(Goal of the exercise): Wherever "equation" occurs in the entries, copy the line that holds it.

Web page and app entries
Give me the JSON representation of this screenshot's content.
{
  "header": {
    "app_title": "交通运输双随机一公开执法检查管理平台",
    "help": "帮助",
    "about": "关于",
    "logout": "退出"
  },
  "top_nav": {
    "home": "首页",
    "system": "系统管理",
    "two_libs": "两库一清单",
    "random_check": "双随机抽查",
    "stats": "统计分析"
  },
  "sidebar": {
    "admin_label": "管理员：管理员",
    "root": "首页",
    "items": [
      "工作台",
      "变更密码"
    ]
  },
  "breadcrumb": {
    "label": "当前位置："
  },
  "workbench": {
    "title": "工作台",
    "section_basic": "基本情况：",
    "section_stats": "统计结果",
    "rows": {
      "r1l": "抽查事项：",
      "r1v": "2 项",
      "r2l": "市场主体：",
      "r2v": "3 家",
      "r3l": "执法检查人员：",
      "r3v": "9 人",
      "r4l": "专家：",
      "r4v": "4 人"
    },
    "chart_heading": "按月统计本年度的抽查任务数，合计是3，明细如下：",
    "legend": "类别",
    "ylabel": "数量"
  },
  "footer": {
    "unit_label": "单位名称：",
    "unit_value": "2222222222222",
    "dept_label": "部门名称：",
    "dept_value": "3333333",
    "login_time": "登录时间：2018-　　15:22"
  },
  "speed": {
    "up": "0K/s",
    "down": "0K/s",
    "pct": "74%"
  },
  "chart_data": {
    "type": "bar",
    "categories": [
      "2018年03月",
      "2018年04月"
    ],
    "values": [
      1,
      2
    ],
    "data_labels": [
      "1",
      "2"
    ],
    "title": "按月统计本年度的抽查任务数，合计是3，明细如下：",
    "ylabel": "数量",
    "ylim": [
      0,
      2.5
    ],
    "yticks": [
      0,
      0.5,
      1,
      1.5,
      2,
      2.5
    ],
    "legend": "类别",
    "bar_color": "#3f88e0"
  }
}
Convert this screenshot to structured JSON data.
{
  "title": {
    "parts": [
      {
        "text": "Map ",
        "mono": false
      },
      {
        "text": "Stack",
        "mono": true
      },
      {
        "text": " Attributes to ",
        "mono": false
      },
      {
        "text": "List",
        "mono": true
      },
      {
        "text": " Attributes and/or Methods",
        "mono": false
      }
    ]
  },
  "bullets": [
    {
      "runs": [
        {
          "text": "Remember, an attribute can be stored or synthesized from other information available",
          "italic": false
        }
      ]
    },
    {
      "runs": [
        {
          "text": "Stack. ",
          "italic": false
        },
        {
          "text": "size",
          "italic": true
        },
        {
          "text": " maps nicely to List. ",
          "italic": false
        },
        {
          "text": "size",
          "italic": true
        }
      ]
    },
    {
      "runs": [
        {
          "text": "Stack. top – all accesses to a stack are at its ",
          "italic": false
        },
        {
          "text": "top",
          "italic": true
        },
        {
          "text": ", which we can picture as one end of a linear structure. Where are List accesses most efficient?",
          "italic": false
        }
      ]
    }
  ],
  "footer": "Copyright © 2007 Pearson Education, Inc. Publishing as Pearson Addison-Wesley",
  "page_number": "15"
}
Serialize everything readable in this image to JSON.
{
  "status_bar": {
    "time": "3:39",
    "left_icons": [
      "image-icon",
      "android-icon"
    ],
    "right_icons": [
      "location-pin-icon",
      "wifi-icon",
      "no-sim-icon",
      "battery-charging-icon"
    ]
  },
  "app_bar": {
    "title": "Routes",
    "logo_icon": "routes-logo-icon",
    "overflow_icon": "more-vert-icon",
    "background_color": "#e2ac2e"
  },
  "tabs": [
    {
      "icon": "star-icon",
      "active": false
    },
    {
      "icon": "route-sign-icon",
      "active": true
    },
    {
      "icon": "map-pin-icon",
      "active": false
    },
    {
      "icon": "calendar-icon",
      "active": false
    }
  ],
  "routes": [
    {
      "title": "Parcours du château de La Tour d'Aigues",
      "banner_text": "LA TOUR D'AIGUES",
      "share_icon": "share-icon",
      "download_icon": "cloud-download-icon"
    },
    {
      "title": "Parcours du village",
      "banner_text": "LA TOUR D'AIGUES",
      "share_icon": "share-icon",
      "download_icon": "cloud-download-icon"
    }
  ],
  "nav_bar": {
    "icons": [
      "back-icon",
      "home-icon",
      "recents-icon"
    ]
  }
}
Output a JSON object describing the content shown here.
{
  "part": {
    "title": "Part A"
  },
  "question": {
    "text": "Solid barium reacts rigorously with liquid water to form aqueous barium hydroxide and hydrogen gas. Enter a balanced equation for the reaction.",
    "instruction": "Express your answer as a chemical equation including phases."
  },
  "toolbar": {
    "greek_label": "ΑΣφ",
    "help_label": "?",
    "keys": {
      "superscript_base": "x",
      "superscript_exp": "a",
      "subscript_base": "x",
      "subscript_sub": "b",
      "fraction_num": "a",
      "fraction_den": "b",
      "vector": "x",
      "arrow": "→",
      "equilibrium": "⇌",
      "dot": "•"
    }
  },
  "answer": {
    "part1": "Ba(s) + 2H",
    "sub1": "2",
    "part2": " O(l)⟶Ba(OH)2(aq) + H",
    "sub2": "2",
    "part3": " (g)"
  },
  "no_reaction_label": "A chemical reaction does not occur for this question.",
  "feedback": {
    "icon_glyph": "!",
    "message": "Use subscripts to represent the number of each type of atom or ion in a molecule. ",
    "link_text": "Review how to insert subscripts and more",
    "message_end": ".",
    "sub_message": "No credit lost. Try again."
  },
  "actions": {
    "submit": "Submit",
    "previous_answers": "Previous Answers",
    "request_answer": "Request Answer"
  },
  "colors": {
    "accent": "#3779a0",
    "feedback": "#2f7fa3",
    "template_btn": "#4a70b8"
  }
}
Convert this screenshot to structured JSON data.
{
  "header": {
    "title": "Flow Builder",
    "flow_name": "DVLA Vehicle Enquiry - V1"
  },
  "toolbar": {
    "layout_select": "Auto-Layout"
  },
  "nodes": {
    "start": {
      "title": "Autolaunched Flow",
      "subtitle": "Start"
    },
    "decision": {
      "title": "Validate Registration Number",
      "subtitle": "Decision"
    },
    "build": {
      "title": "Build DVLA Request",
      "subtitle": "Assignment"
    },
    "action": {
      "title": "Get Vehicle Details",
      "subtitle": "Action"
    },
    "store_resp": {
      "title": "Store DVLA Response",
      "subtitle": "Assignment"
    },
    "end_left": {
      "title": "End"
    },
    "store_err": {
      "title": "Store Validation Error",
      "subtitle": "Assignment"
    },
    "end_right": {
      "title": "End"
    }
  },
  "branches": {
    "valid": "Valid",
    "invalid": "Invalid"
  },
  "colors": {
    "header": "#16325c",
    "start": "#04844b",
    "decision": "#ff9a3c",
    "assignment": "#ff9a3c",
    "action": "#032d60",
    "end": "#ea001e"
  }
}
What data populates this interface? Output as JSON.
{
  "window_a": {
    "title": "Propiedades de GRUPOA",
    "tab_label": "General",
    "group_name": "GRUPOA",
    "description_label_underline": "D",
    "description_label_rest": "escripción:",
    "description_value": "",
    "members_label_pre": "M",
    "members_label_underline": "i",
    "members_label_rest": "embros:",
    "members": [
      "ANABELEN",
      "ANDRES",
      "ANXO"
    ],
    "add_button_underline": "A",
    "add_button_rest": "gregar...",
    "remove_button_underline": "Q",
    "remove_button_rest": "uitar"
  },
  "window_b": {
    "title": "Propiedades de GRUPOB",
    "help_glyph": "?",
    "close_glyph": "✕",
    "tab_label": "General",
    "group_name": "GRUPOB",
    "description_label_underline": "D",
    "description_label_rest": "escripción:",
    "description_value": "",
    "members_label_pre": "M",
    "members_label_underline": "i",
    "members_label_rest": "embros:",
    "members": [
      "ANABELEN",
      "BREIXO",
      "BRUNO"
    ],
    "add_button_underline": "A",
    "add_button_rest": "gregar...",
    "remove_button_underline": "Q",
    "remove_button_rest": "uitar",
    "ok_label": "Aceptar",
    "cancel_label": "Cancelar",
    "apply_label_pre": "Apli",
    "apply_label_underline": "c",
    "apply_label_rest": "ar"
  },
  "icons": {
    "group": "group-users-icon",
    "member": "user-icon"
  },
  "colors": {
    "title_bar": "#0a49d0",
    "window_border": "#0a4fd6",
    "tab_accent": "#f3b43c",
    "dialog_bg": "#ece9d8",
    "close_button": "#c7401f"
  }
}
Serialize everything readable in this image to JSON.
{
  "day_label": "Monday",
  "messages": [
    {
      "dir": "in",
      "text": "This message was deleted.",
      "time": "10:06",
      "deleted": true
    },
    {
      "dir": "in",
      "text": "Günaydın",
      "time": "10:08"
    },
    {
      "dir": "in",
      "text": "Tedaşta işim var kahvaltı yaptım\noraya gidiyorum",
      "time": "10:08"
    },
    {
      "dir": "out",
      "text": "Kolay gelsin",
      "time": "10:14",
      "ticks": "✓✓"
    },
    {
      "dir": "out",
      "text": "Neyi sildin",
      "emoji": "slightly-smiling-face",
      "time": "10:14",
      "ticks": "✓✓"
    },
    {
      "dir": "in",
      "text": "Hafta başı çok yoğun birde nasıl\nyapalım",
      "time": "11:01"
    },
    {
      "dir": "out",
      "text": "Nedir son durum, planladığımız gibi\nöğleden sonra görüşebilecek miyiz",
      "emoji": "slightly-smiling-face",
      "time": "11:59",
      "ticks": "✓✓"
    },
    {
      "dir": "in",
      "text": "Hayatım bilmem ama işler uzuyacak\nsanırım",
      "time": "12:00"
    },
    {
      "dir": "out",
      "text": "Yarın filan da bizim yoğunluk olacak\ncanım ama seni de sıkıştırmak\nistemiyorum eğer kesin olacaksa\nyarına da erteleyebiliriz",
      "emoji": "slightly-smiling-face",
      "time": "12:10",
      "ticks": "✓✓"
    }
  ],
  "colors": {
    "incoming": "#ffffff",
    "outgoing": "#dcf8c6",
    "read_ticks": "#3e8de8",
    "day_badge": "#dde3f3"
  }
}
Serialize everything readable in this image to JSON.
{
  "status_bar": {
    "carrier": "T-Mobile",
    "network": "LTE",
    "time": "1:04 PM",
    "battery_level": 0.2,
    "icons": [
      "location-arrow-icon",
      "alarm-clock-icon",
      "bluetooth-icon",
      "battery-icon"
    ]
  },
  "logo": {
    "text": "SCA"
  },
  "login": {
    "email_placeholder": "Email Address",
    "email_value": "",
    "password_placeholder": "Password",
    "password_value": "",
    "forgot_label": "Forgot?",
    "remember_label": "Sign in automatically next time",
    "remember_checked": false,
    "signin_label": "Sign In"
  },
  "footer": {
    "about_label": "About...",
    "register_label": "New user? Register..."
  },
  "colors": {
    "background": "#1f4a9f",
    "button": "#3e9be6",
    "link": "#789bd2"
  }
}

(Answer for this exercise):
    "text": "Solid barium reacts rigorously with liquid water to form aqueous barium hydroxide and hydrogen gas. Enter a balanced equation for the reaction.",
    "instruction": "Express your answer as a chemical equation including phases."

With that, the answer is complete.